WHAT YOU WILL DO: Repeat the entries below exactly and in full.

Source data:
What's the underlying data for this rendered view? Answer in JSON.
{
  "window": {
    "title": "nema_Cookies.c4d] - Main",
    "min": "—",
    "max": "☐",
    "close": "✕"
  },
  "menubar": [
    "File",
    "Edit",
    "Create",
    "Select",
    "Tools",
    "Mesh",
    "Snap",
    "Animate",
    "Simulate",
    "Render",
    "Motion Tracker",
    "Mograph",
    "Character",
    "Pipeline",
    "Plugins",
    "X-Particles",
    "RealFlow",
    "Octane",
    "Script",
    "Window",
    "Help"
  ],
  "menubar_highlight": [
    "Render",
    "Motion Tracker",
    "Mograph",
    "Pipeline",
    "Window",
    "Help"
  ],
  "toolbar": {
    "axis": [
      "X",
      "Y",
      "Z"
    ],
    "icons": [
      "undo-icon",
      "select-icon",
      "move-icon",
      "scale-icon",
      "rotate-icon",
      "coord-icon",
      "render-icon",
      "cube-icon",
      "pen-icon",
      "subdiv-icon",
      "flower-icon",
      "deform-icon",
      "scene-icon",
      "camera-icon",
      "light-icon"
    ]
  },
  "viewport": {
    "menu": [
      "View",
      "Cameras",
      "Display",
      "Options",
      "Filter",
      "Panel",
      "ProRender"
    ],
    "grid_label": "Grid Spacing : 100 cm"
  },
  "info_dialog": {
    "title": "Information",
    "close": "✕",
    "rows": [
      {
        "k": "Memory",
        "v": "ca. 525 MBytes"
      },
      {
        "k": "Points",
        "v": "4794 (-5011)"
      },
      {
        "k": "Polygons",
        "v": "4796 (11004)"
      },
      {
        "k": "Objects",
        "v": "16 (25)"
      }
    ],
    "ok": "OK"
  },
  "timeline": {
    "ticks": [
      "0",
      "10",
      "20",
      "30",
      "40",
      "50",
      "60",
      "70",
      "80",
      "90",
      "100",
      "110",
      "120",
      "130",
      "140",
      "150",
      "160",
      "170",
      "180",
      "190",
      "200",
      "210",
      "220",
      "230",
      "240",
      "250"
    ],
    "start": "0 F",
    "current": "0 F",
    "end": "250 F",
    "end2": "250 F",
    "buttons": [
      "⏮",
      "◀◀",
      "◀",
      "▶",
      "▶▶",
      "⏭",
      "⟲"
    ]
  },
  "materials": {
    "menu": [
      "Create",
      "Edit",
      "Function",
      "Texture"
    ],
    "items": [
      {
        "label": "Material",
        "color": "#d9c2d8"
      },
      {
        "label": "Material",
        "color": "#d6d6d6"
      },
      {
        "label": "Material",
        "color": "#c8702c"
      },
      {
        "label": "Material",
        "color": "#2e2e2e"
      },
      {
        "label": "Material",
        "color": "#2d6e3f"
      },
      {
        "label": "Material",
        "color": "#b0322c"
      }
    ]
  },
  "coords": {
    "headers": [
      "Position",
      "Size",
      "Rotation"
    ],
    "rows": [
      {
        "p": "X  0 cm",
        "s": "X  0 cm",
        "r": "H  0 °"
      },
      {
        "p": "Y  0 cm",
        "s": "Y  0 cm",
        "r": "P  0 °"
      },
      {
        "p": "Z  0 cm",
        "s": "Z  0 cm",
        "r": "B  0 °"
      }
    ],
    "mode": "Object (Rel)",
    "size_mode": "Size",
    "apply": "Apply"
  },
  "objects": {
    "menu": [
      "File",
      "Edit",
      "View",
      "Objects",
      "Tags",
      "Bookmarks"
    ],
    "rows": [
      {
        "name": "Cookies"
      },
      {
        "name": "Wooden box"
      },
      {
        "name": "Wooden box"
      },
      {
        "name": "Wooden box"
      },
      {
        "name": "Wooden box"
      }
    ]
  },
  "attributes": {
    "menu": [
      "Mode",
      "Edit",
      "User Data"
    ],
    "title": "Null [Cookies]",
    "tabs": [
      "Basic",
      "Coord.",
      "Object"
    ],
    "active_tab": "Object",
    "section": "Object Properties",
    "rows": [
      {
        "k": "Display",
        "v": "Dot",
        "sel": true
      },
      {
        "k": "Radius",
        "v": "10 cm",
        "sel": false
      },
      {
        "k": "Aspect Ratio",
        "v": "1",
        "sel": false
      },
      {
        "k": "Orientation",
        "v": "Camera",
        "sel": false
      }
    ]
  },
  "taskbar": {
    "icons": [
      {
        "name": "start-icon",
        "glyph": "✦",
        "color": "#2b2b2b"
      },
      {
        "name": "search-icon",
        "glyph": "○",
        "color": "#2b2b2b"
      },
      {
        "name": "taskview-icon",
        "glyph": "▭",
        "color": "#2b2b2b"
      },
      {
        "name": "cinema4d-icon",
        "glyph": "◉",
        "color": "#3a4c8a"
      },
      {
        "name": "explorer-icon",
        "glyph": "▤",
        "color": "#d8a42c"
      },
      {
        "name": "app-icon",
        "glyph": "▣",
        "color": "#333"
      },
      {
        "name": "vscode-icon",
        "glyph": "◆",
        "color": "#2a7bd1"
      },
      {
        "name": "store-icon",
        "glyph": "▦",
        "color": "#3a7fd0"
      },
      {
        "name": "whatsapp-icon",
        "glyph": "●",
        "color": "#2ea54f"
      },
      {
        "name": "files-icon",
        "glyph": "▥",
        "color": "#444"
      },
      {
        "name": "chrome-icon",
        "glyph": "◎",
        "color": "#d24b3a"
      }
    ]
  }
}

EXERCISE RESPONSE:
What's the underlying data for this rendered view? Answer in JSON.
{
  "window": {
    "title": "nema_Cookies.c4d] - Main",
    "min": "—",
    "max": "☐",
    "close": "✕"
  },
  "menubar": [
    "File",
    "Edit",
    "Create",
    "Select",
    "Tools",
    "Mesh",
    "Snap",
    "Animate",
    "Simulate",
    "Render",
    "Motion Tracker",
    "Mograph",
    "Character",
    "Pipeline",
    "Plugins",
    "X-Particles",
    "RealFlow",
    "Octane",
    "Script",
    "Window",
    "Help"
  ],
  "menubar_highlight": [
    "Render",
    "Motion Tracker",
    "Mograph",
    "Pipeline",
    "Window",
    "Help"
  ],
  "toolbar": {
    "axis": [
      "X",
      "Y",
      "Z"
    ],
    "icons": [
      "undo-icon",
      "select-icon",
      "move-icon",
      "scale-icon",
      "rotate-icon",
      "coord-icon",
      "render-icon",
      "cube-icon",
      "pen-icon",
      "subdiv-icon",
      "flower-icon",
      "deform-icon",
      "scene-icon",
      "camera-icon",
      "light-icon"
    ]
  },
  "viewport": {
    "menu": [
      "View",
      "Cameras",
      "Display",
      "Options",
      "Filter",
      "Panel",
      "ProRender"
    ],
    "grid_label": "Grid Spacing : 100 cm"
  },
  "info_dialog": {
    "title": "Information",
    "close": "✕",
    "rows": [
      {
        "k": "Memory",
        "v": "ca. 525 MBytes"
      },
      {
        "k": "Points",
        "v": "4794 (-5011)"
      },
      {
        "k": "Polygons",
        "v": "4796 (11004)"
      },
      {
        "k": "Objects",
        "v": "16 (25)"
      }
    ],
    "ok": "OK"
  },
  "timeline": {
    "ticks": [
      "0",
      "10",
      "20",
      "30",
      "40",
      "50",
      "60",
      "70",
      "80",
      "90",
      "100",
      "110",
      "120",
      "130",
      "140",
      "150",
      "160",
      "170",
      "180",
      "190",
      "200",
      "210",
      "220",
      "230",
      "240",
      "250"
    ],
    "start": "0 F",
    "current": "0 F",
    "end": "250 F",
    "end2": "250 F",
    "buttons": [
      "⏮",
      "◀◀",
      "◀",
      "▶",
      "▶▶",
      "⏭",
      "⟲"
    ]
  },
  "materials": {
    "menu": [
      "Create",
      "Edit",
      "Function",
      "Texture"
    ],
    "items": [
      {
        "label": "Material",
        "color": "#d9c2d8"
      },
      {
        "label": "Material",
        "color": "#d6d6d6"
      },
      {
        "label": "Material",
        "color": "#c8702c"
      },
      {
        "label": "Material",
        "color": "#2e2e2e"
      },
      {
        "label": "Material",
        "color": "#2d6e3f"
      },
      {
        "label": "Material",
        "color": "#b0322c"
      }
    ]
  },
  "coords": {
    "headers": [
      "Position",
      "Size",
      "Rotation"
    ],
    "rows": [
      {
        "p": "X  0 cm",
        "s": "X  0 cm",
        "r": "H  0 °"
      },
      {
        "p": "Y  0 cm",
        "s": "Y  0 cm",
        "r": "P  0 °"
      },
      {
        "p": "Z  0 cm",
        "s": "Z  0 cm",
        "r": "B  0 °"
      }
    ],
    "mode": "Object (Rel)",
    "size_mode": "Size",
    "apply": "Apply"
  },
  "objects": {
    "menu": [
      "File",
      "Edit",
      "View",
      "Objects",
      "Tags",
      "Bookmarks"
    ],
    "rows": [
      {
        "name": "Cookies"
      },
      {
        "name": "Wooden box"
      },
      {
        "name": "Wooden box"
      },
      {
        "name": "Wooden box"
      },
      {
        "name": "Wooden box"
      }
    ]
  },
  "attributes": {
    "menu": [
      "Mode",
      "Edit",
      "User Data"
    ],
    "title": "Null [Cookies]",
    "tabs": [
      "Basic",
      "Coord.",
      "Object"
    ],
    "active_tab": "Object",
    "section": "Object Properties",
    "rows": [
      {
        "k": "Display",
        "v": "Dot",
        "sel": true
      },
      {
        "k": "Radius",
        "v": "10 cm",
        "sel": false
      },
      {
        "k": "Aspect Ratio",
        "v": "1",
        "sel": false
      },
      {
        "k": "Orientation",
        "v": "Camera",
        "sel": false
      }
    ]
  },
  "taskbar": {
    "icons": [
      {
        "name": "start-icon",
        "glyph": "✦",
        "color": "#2b2b2b"
      },
      {
        "name": "search-icon",
        "glyph": "○",
        "color": "#2b2b2b"
      },
      {
        "name": "taskview-icon",
        "glyph": "▭",
        "color": "#2b2b2b"
      },
      {
        "name": "cinema4d-icon",
        "glyph": "◉",
        "color": "#3a4c8a"
      },
      {
        "name": "explorer-icon",
        "glyph": "▤",
        "color": "#d8a42c"
      },
      {
        "name": "app-icon",
        "glyph": "▣",
        "color": "#333"
      },
      {
        "name": "vscode-icon",
        "glyph": "◆",
        "color": "#2a7bd1"
      },
      {
        "name": "store-icon",
        "glyph": "▦",
        "color": "#3a7fd0"
      },
      {
        "name": "whatsapp-icon",
        "glyph": "●",
        "color": "#2ea54f"
      },
      {
        "name": "files-icon",
        "glyph": "▥",
        "color": "#444"
      },
      {
        "name": "chrome-icon",
        "glyph": "◎",
        "color": "#d24b3a"
      }
    ]
  }
}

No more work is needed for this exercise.